Get the most out of your planning efforts with fresh ideas to market your event. With today’s competition, selling your event requires a touch of creativity and innovation.

5 Fresh Market Your Event Ideas

#1 Encourage and Collect Reviews

Create a campaign to garner reviews for your company and event. A few suggestions include:

  • Trip Advisor: Create a listing for your event and/or company along with a clever description. Be sure to include photos and links to your company and event.
  • Yelp: You can claim your business page on Yelp by following the website’s easy steps. This allows you to respond directly to reviews, questions, add photos, events, links to your website and other features to further interact with the public.
  • Website: You can create a review page on your website where attendees can leave comments and reviews of your event. Add reviews from surveys onto your website and/or blog.

#2 Hold Online Contests to Market Your Event

INC suggests using your Twitter account to direct followers to your website for participation in an on-site scavenger hunt. You can expand this to utilize all social media for this purpose.

  • Online Photo Contest: Encourage attendees to share photos of their participation and offer several prizes in various categories, such as cooking utensils, paint supplies, etc.
  • Online Scavenger Hunt: Make this a fun online event.
  • On-site Scavenger Hunt: This can be done with check box lists for finding items, indicating where they are located within your business or event venue.
  • Name the Event: Hold a social media contest for naming an upcoming or new event.

#3 Local Human Interest Story

A great way to market your event is through local news media. Think of an interesting story angle that will appeal to journalists for a local human interest feature. This can be a story about your business and how you started it, humorous stories and/or what makes your company special or unique.

For example:

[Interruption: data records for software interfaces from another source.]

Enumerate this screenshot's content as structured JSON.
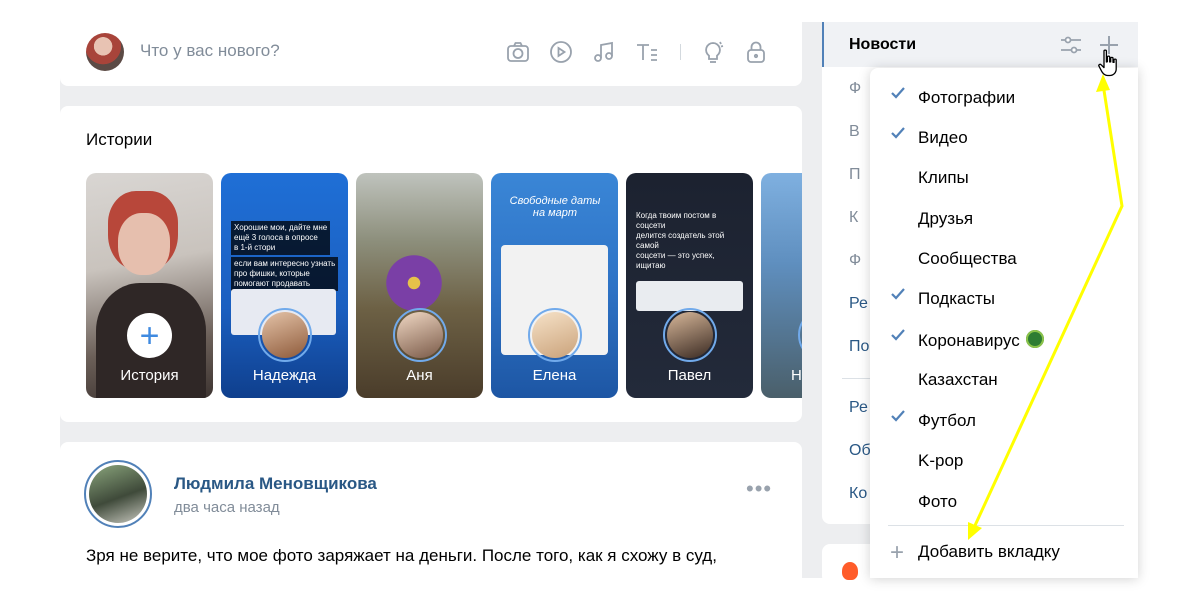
{
  "composer": {
    "placeholder": "Что у вас нового?",
    "tools": [
      "camera-icon",
      "video-icon",
      "music-icon",
      "text-icon",
      "idea-icon",
      "lock-icon"
    ]
  },
  "stories": {
    "title": "Истории",
    "items": [
      {
        "name": "История",
        "kind": "add"
      },
      {
        "name": "Надежда",
        "kind": "story"
      },
      {
        "name": "Аня",
        "kind": "story"
      },
      {
        "name": "Елена",
        "kind": "story"
      },
      {
        "name": "Павел",
        "kind": "story"
      },
      {
        "name": "Н",
        "kind": "story"
      }
    ],
    "nadezhda_text": [
      "Хорошие мои, дайте мне",
      "ещё 3 голоса в опросе",
      "в 1-й стори",
      "если вам интересно узнать",
      "про фишки, которые",
      "помогают продавать"
    ],
    "elena_text": "Свободные даты на март",
    "pavel_text": [
      "Когда твоим постом в соцсети",
      "делится создатель этой самой",
      "соцсети — это успех, ищитаю"
    ]
  },
  "post": {
    "author": "Людмила Меновщикова",
    "time": "два часа назад",
    "more": "•••",
    "text": "Зря не верите, что мое фото заряжает на деньги. После того, как я схожу в суд,"
  },
  "rightmenu": {
    "active": "Новости",
    "hidden_items": [
      "Ф",
      "В",
      "П",
      "К",
      "Ф"
    ],
    "items_blue": [
      "Ре",
      "По",
      "Ре",
      "Об",
      "Ко"
    ]
  },
  "dropdown": {
    "items": [
      {
        "label": "Фотографии",
        "checked": true
      },
      {
        "label": "Видео",
        "checked": true
      },
      {
        "label": "Клипы",
        "checked": false
      },
      {
        "label": "Друзья",
        "checked": false
      },
      {
        "label": "Сообщества",
        "checked": false
      },
      {
        "label": "Подкасты",
        "checked": true
      },
      {
        "label": "Коронавирус",
        "checked": true
      },
      {
        "label": "Казахстан",
        "checked": false
      },
      {
        "label": "Футбол",
        "checked": true
      },
      {
        "label": "K-pop",
        "checked": false
      },
      {
        "label": "Фото",
        "checked": false
      }
    ],
    "add_label": "Добавить вкладку"
  },
  "colors": {
    "accent": "#5181b8",
    "link": "#2a5885",
    "annotation": "#ffff00"
  }
}
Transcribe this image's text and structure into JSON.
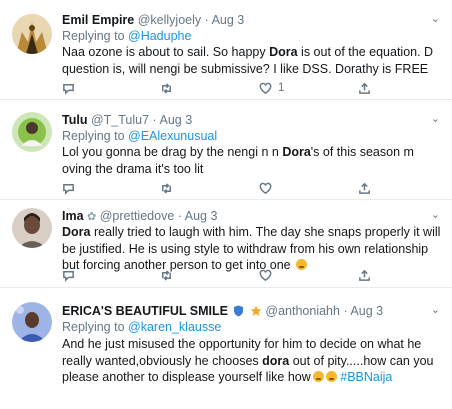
{
  "tweets": [
    {
      "name": "Emil Empire",
      "handle": "@kellyjoely",
      "dot": "·",
      "date": "Aug 3",
      "replying_prefix": "Replying to ",
      "replying_to": "@Haduphe",
      "text_a": "Naa ozone is about to sail. So happy ",
      "text_bold": "Dora",
      "text_b": " is out of the equation. D question is, will nengi be submissive? I like DSS. Dorathy is FREE",
      "like_count": "1",
      "avatar_color": "#b98a3a"
    },
    {
      "name": "Tulu",
      "handle": "@T_Tulu7",
      "dot": "·",
      "date": "Aug 3",
      "replying_prefix": "Replying to ",
      "replying_to": "@EAlexunusual",
      "text_a": "Lol you gonna be drag by the nengi n n ",
      "text_bold": "Dora",
      "text_b": "'s of this season m oving the drama it's too lit",
      "avatar_color": "#8bc34a"
    },
    {
      "name": "Ima",
      "handle": "@prettiedove",
      "dot": "·",
      "date": "Aug 3",
      "text_bold": "Dora",
      "text_b": " really tried to laugh with him. The day she snaps properly it will be justified. He is using style to withdraw from his own relationship but forcing another person to get into one",
      "avatar_color": "#6b5e57"
    },
    {
      "name": "ERICA'S BEAUTIFUL SMILE",
      "handle": "@anthoniahh",
      "dot": "·",
      "date": "Aug 3",
      "replying_prefix": "Replying to ",
      "replying_to": "@karen_klausse",
      "text_a": "And he just misused the opportunity for him to decide on what he really wanted,obviously he chooses ",
      "text_bold": "dora",
      "text_b": " out of pity.....how can you please another to displease yourself like how",
      "hashtag": "#BBNaija",
      "avatar_color": "#3b5bb5"
    }
  ],
  "colors": {
    "link": "#1b95e0",
    "secondary": "#657786",
    "border": "#e6ecf0"
  },
  "icons": [
    "reply-icon",
    "retweet-icon",
    "like-icon",
    "share-icon",
    "chevron-down-icon"
  ]
}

  • Your personal journey as a business owner.
  • First paint and sip in town.
  • Company is so successful that you’re expanding to a larger facility.
  • Promote your current contest. Make it interesting and unique so it’s news worthy.
  • Special upcoming cooking event for a specific group, such as school children, senior citizens, veterans, etc.

Types of Media

FitSmallBusiness suggests contacting local media outlets, such as newspapers, radio and TV stations, local and regional blogs to promote your event company. The website reminds business owners that there are other local media sources, such as school and college/university publications and even community and professional organizations’ newsletters.

Contact Relatable Media and Companies

If you own a restaurant and hold cooking classes, you may want to contact a local food critic or submit a recipe to the food section in your local newspaper. If your event is relatable to a local business, such as a vineyard, you may want to team up for a “paint and sip” event.

#4 Offer Free Mini-Event Introduction

QC Event School (Australia and Canada) offers advice about creating a “buzz” about your company and the services you offer. The school points out how the use of a mini-event can be an excellent way to introduce the public to your style of event.

This technique gives a small taste of what your typical event is like and can whet the appetite of potential attendees. This should be a pared down version of your regular event and the time frame would also be appropriate for a small-scale event.

#5 Community Interaction and Benefit

You can either underwrite or hold a community benefit. Either way you can sponsor an event that showcases your company. Create a competition that affords community interaction. Create your event within a larger community event. By tying your event to a local event or celebration you have the advantage of a built-in audience and the possibility of reaching a new market or untapped demographic.

Some possible community event interaction include:

  • Escape room: Weekend escape room marathon with mini-versions of escape room events.
  • Paint and sip: Sponsor an art appreciation event and select one or more masters to feature. Hold a contest with judges and prizes. Add a special competition category for former and current students with the community contest. This will further showcase your classes and encourage greater interaction and participation. You may prefer to sponsor your local monthly art walk with it ending up at your business, rewarding participants with food and drink and a discount for that night.
  • Martial arts: Offer an afternoon event designed for all ages demonstrating and teaching three self-defense techniques. You may prefer to sponsor a martial arts contest with demonstrations and your yearly award ceremony to students.
  • Cooking: Sponsor a fair-style competition complete with judges and present a mini-demonstration of cooking classes your company offers. Get current and former students to demonstrate a skill they learned attending your classes. Invite current and former attendees on stage to share their experiences as testimonies.

Make Marketing Count

These are just a few ideas you can use to get extra mileage out of your marketing efforts. Come up with new ideas that reflect your company events and the region where you live.